The general protocol that was utilized for Mr. H. was as follows: He was seen in 2014 for Pilates training 3 times per week for the last 48 weeks. Baseline sessions included Pilates exercise on the Reformer (closed-chain footwork on jump board, jumping on jump board, abdominal training, supine arm circles, hundred prep in neutral pelvic positioning, quadruped abdominals, kneeling arm series chest expansion, hug a tree, salute, etc, and leg in strap) and standing VMO (Vastus Medialis Obliquus) press on Wunda Chair (Table 2). Additional exercise peppered in per session.
OUTCOMES OF THE PROTOCOL
Mr. H.’s outcome was quite favorable. His osteoporotic diagnosis was reduced to one of osteopenia. His MD was rather astonished and pleased with the improvement. The client reported a significant reduction in pain and improved strength, flexibility, posture, and overall well-being.
The results of this case study were extremely favorable. Further research with an increased number of participants and a very specific protocol to follow would be recommended. As the lifespan expectancy of the elderly continues to increase, it is imperative that health care practitioners know how to best work with this client population to improve their quality of life and health.
1 Angin E, Erden Z, Can F. The effects of clinical Pilates exercises on bone mineral density, physical performance, and quality of life of women with postmenopausal osteoporosis. J Back Musculoskelet Rehabil. 2015;28(4):849-858. doi: 10.3233/BMRl 50604.
2 Kucukcakir N, Altan L, Korkmaz N. Effects of Pilates exercises on pain, functional status and quality of life in women with postmenopausal osteoporosis. J Bodyw Mov Tber. 2013;17(2):20+ 211. doi:10.1016/j.jbmt.2012.07.003.
3 Moreira LD, de Oliveira ML, Lirani-Galvao AP, Marin-Mio RV. dosSantos RN, Lazaretti-Castro M. Physical exercise and osteoporosis: effects of different types of exercises on bone and physical function of postmenopausal women. Arq Bras Endocrinol Metabol. 2014;58(5):514-522. http://www.ncbi.nlm.nih. gov/pubmed/25166042. Accessed August 3, 2016.

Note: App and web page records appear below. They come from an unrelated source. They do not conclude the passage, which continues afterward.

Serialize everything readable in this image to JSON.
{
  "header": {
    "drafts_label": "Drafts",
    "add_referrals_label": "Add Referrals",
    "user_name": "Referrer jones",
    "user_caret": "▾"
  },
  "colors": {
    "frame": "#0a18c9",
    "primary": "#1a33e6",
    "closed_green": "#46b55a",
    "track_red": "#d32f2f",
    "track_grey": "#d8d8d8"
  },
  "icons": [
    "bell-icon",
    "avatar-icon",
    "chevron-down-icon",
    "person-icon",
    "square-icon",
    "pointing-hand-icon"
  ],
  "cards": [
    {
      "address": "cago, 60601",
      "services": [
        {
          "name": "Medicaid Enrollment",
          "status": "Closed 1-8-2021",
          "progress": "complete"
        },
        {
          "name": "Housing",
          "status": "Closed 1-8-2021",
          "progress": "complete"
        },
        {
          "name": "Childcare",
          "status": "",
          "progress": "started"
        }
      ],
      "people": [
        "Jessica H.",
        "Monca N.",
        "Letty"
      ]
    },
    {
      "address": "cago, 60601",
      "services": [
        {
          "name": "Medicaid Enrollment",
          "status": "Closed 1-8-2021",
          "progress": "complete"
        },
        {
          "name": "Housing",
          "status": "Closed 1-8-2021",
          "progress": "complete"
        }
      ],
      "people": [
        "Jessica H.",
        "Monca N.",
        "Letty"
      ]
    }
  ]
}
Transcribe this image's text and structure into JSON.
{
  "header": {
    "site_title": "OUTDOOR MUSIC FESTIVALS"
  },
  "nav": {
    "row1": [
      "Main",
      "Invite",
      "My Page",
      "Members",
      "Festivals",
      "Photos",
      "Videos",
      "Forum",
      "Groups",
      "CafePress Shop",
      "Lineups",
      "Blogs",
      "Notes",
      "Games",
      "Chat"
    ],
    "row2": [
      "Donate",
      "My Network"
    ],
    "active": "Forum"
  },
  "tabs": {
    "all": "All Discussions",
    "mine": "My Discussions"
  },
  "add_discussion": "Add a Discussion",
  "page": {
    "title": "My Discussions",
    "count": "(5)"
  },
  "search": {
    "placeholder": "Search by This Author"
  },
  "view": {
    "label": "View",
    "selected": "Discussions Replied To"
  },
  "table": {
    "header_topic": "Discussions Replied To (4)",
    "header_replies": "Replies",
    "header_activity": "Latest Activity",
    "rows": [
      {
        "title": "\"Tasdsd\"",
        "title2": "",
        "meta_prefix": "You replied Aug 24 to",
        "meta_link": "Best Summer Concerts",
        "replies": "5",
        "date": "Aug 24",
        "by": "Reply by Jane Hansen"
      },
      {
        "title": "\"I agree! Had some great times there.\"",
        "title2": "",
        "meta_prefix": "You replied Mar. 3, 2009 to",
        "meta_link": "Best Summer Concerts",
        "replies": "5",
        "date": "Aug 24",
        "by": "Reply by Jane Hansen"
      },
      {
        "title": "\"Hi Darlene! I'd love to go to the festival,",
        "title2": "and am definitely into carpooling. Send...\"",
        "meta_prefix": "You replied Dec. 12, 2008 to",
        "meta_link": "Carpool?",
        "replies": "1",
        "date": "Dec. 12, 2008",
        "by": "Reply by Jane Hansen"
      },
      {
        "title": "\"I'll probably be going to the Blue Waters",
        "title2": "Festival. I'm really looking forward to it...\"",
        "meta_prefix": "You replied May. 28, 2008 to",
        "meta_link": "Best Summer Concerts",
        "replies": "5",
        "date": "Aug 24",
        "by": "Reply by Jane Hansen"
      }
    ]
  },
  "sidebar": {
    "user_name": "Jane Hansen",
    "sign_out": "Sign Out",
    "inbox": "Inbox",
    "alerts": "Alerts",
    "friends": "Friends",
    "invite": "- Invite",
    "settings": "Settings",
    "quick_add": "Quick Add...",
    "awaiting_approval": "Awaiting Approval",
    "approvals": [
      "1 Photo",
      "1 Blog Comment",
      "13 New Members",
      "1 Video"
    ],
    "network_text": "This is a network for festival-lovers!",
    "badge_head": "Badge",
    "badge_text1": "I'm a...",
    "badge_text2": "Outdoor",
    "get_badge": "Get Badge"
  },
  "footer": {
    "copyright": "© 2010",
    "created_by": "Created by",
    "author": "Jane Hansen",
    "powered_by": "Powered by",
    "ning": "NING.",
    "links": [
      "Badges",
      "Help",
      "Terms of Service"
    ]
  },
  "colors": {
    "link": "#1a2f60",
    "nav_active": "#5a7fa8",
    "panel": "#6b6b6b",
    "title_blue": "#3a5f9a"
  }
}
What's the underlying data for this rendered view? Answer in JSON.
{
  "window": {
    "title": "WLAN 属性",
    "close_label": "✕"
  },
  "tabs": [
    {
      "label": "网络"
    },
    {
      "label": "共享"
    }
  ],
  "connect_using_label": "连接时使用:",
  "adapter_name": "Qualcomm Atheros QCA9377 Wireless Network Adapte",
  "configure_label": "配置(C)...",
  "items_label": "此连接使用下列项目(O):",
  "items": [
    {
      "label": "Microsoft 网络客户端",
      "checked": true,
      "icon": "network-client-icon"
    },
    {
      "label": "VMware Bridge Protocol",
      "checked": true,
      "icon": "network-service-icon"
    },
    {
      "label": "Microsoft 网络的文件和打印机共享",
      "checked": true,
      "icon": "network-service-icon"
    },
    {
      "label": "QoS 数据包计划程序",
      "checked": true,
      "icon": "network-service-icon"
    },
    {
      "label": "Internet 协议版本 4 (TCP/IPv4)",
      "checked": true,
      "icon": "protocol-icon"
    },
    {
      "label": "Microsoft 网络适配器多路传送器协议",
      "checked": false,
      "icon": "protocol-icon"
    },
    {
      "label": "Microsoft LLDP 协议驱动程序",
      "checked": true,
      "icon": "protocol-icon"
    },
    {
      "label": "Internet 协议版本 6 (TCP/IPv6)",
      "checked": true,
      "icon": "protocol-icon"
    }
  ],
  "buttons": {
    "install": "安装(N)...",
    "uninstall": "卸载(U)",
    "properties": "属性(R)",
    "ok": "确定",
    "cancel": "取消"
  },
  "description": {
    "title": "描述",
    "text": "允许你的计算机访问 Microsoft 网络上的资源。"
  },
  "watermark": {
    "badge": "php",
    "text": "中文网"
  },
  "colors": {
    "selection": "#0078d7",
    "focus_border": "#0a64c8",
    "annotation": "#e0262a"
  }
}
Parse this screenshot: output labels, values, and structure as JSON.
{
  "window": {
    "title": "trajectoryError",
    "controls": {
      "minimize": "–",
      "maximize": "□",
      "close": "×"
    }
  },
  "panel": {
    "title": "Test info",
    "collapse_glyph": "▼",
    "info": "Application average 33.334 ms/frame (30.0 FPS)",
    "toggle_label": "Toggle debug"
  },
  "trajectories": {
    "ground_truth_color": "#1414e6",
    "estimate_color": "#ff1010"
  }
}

4 Rotstein R. Exercising your bones. International Osteoporosis Foundation Web site. https://www.iofbonehealth.org/news/exercising-your-bones. Published June 16, 2014. Accessed August 5, 2016.
5 Rotstein R. Stand tall with four simple exercises for healthy posture. International Osteoporosis Foundation Web site. https://www. iofbonehealth.org/news/stand-tall-four-simple-exercises-healthy posture. Published July 15. 2014. Accessed August 5. 2016.
6 Rotstein R. How to improve your balance. International Osteoporosis Foundation website. https://www.iofbonehealth.org/news/how-improve-your-balance. Published August 20. 2014. Accessed August 5. 2016